This species is known from the eastern slope of the isolated mountain range of the Serrania de Sira (Cerros del Sira), Huánuco Region, in the upper Amazon basin of eastern central Peru. It is only known from the type locality, but the precise location is not certain, and the approximate elevation of known records is 2,400 m Asl.
Habitat and Ecology
This species is restricted to an isolated, and mostly inaccessible, mountain ridge in the upper Amazon basin, where the habitat is generally montane and premontane tropical forest. This is a terrestrial species that is presumed to breed in streams, and which is probably intolerant of habitat modification.
There is very little information available on its population status and trend, and it was only described from two specimens. It appears to have last been recorded in 1988 as multiple surveys in the last 11 years have not recorded the species. Surveys at and near the type locality in 2006, 2007, and 2011 did not record the species (J. Brown pers. comm. 2017). During February 2015, systematic nocturnal surveys were performed on the northwestern slopes of the Sira: 1 h 30 min surveys with two observers at each 100 m elevation, between 800 and 1,500 m Asl; in March 2015, five observers conducted surveys on the same ridge for 4 h from 1,500–1,850 m Asl; in March 2016, two people searched for 2 h at the highest peak on the ridge, between 1,800 and 1,925 m Asl, and none of these surveys recorded the species (C. Beirne pers. comm. May 2016). Two nights of surveying at the type locality also did not record the species in September 2016 (A. Whitworth pers. comm. April 2017). The type locality in 2013 and 2014 was also surveyed, but the species was not recorded there (G. Chavez pers. comm. April 2017).
There is little human disturbance of this very isolated area and, while collection for the pet trade was previously suspected to be threat to the species, there is no evidence of the species being found in trade. Chytridiomycosis was also listed as a potential future threat, but because the species is known only from two specimens, it is not known whether this disease affected the species prior to or since the last assessment.
Illegal logging, coca plantations, cattle farming, subsistence farming, and illegal mining have been documented as taking place in the Sira region and there are concerns that these are also occurring within the boundaries of the Reserva Comunal El Sira.
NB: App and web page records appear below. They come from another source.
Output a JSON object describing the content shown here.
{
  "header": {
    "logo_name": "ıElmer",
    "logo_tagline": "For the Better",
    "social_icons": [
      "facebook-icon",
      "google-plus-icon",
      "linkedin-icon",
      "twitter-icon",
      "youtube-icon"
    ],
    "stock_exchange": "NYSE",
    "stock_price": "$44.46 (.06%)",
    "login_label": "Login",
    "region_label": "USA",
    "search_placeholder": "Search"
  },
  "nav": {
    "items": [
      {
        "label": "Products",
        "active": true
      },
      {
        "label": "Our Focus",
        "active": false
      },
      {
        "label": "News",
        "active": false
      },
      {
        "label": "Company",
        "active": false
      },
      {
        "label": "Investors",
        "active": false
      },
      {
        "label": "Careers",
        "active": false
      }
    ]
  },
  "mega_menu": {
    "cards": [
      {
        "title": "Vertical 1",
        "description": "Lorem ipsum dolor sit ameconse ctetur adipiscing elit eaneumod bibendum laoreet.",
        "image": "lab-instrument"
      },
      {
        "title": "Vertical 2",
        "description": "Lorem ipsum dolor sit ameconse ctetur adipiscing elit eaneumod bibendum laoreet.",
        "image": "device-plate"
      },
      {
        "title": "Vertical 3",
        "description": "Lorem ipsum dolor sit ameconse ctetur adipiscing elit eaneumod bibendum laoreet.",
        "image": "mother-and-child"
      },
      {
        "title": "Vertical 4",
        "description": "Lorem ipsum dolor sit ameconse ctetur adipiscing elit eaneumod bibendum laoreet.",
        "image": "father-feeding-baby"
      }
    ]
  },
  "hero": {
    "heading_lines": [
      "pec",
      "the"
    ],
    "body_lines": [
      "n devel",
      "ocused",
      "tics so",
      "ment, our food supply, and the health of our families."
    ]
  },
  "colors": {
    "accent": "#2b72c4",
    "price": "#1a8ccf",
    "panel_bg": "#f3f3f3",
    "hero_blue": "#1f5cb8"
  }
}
During 2015, the Peruvian government conducted several raids against illegal gold mining operations in the El Sira Communal Reserve. Although there is a series of mining camps, the level of deforestation due to this activity is still minimal. Deforestation due to agricultural activities, however is growing in the buffer zone of the reserve (Finer and Novoa 2016), and some disturbances, principally logging and illegal coca plantations, are encroaching up to 800–900 m Asl (C. Beirne pers. comm. May 2016).
In addition, due to their limited geographical range, this species is expected to show limited climatic adaptability (Lötters 2007).
This species is found within the El Sira Communal Reserve. It is listed as Data Deficient (DD) in Peru according to the Categorization in Endangered Species of Wild Fauna (Decreto Supremo Nº004-2014-MINAGRI).
More information is needed on this species' distribution, population status, natural history, and threats. Further survey work at the type locality and surrounding areas is necessary to determine whether the species is still extant.
Red List Status
Data Deficient (DD)
Listed as Data Deficient in view of continuing uncertainties as to its type locality, the lack records despite many surveys in the area, and whether any threats may be affecting it.
IUCN SSC Amphibian Specialist Group 2017. Atelopus siranus. The IUCN Red List of Threatened Species 2017: e.T54552A89196563. http://dx.doi.org/10.2305/IUCN.UK.2017-2.RLTS.T54552A89196563.en